SMITH: The Affordable Care Act put protections in place to prohibit companies from discriminating against people with pre-existing conditions. We need to keep those protections in place to ensure everyone has access to high-quality health insurance, and we must preserve protections for young people so that they can stay on their parents' health insurance plans. I'm working to make sure every Minnesota family can get high-quality health care that they can afford - that's why I'm working to expand access to health care across Minnesota with techniques like telemedicine, to keep protections for people with preexisting conditions, and to hold big pharma accountable to lower the cost of prescription medicine.
My opponent supported the Republican health care plan that failed in Congress last year, which would have gutted protections for people with pre-existing conditions, increased people's health care costs, and imposed an age tax which would have allowed insurance companies to charge older Americans up to five times more. She also opposed efforts to expand health care coverage in Minnesota, including a bipartisan effort to expand Medicaid to cover an additional 35,000 people.
HOUSLEY: While we need a new path forward for health care, I believe it is important that we protect Americans with pre-existing conditions. In Minnesota, we had a 40-year history of covering those with pre-existing conditions through our Minnesota Comprehensive Health Association (MCHA). Minnesotans with pre-existing conditions knew if they were denied health insurance coverage, they could turn to MCHA to receive reliable, affordable health insurance. Then Obamacare came along and tried to fix a problem we had already solved in Minnesota, and in the process screwed up health care for everyone resulting in skyrocketing costs and decreasing health care options.

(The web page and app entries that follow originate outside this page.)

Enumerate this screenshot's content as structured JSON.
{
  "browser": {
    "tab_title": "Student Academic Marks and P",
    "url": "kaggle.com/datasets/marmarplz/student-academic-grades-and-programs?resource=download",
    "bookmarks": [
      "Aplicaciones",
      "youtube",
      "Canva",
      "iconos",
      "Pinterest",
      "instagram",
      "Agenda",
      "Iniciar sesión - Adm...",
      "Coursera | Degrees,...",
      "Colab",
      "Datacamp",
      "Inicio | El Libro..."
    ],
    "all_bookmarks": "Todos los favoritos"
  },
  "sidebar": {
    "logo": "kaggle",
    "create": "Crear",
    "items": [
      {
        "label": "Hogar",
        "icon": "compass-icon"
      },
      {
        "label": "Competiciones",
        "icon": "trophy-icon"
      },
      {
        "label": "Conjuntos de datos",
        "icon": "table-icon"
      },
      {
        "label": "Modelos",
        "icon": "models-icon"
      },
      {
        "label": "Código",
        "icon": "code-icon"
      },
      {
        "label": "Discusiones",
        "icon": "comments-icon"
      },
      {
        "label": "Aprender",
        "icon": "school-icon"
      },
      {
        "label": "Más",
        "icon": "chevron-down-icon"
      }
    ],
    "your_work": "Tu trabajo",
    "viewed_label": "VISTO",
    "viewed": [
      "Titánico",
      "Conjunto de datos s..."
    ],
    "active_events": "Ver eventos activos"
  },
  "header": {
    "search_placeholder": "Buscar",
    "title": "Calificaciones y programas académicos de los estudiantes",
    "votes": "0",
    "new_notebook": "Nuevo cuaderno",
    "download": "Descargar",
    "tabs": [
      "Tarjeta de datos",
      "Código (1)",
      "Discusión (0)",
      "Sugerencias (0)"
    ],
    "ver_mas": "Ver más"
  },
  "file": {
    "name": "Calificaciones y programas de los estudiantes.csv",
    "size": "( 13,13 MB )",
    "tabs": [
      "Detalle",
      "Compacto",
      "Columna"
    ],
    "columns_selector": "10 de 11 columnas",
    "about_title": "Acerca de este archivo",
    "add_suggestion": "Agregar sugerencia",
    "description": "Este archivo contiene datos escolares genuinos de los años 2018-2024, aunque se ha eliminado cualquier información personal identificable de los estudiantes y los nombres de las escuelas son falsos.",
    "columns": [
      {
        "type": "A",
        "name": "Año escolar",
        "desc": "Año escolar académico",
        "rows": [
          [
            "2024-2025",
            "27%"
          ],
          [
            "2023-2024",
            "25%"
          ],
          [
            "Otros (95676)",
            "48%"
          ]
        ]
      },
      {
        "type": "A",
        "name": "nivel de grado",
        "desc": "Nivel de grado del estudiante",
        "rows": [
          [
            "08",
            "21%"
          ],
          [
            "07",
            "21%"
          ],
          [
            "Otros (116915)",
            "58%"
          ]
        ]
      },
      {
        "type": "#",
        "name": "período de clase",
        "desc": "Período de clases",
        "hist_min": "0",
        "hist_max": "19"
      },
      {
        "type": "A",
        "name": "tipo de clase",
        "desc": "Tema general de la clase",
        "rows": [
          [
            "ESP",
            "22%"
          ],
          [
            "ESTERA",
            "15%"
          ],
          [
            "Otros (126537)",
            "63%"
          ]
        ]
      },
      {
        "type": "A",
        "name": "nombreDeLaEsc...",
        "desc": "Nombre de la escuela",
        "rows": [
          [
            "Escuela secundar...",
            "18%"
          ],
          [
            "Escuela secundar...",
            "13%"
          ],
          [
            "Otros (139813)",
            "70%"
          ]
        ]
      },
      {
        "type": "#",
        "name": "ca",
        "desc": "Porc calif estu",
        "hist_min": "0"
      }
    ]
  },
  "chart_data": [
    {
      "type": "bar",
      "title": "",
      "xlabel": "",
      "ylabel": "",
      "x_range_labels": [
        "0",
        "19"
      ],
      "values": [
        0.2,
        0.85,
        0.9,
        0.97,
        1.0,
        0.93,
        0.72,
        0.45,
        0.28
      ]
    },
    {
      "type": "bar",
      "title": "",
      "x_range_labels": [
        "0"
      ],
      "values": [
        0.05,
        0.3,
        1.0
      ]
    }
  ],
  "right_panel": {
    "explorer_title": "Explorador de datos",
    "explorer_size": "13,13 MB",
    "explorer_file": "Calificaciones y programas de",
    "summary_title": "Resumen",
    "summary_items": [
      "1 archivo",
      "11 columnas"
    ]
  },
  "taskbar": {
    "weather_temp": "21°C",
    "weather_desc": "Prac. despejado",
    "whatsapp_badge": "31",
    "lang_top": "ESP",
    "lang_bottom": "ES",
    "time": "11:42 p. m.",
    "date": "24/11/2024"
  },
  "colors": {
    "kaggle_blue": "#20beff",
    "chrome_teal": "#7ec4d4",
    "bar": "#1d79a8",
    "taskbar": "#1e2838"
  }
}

As a mother and a small business owner, I understand the importance of affordable health care - and the necessity of having affordable health insurance to pay for that care. I will work as hard as I can for a market that provides all Minnesotans with affordable, accessible health care options.